Exercise directions: A single number is required: how many lines below include the string "here".
The records Block Start
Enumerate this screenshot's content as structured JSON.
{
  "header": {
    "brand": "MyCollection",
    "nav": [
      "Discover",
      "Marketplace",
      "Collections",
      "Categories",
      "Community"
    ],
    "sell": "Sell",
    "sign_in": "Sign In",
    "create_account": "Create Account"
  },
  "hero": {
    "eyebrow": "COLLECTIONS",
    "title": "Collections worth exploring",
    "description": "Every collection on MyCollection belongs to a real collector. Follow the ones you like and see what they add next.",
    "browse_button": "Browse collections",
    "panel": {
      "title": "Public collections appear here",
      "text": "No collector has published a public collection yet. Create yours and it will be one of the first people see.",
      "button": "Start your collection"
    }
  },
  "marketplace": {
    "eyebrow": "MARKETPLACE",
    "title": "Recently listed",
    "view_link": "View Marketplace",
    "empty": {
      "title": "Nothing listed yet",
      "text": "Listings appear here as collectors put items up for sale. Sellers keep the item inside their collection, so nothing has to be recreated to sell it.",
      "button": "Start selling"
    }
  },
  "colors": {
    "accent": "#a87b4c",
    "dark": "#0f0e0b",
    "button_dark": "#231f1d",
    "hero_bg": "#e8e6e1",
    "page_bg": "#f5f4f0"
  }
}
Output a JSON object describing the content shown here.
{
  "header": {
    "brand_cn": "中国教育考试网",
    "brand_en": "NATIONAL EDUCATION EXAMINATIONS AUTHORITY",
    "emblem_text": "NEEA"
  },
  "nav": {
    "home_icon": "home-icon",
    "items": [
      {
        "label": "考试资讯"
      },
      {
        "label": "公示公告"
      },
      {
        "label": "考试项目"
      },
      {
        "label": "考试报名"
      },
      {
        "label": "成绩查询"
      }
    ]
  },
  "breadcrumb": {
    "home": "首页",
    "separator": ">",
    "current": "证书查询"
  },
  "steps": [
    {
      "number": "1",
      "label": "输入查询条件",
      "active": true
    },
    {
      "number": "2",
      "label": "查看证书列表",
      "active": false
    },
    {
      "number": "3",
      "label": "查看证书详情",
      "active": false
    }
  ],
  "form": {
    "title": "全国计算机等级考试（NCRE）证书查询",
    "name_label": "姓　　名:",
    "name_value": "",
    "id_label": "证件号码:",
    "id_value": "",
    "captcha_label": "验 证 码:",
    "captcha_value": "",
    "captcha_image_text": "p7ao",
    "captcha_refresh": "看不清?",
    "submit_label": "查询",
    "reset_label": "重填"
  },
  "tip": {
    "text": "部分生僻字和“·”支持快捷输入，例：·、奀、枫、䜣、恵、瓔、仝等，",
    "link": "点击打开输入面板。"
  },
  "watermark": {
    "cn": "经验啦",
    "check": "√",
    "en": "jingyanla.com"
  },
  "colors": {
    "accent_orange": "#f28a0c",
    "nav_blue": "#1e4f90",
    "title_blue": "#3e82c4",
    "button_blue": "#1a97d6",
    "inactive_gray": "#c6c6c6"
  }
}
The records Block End
Task output: 3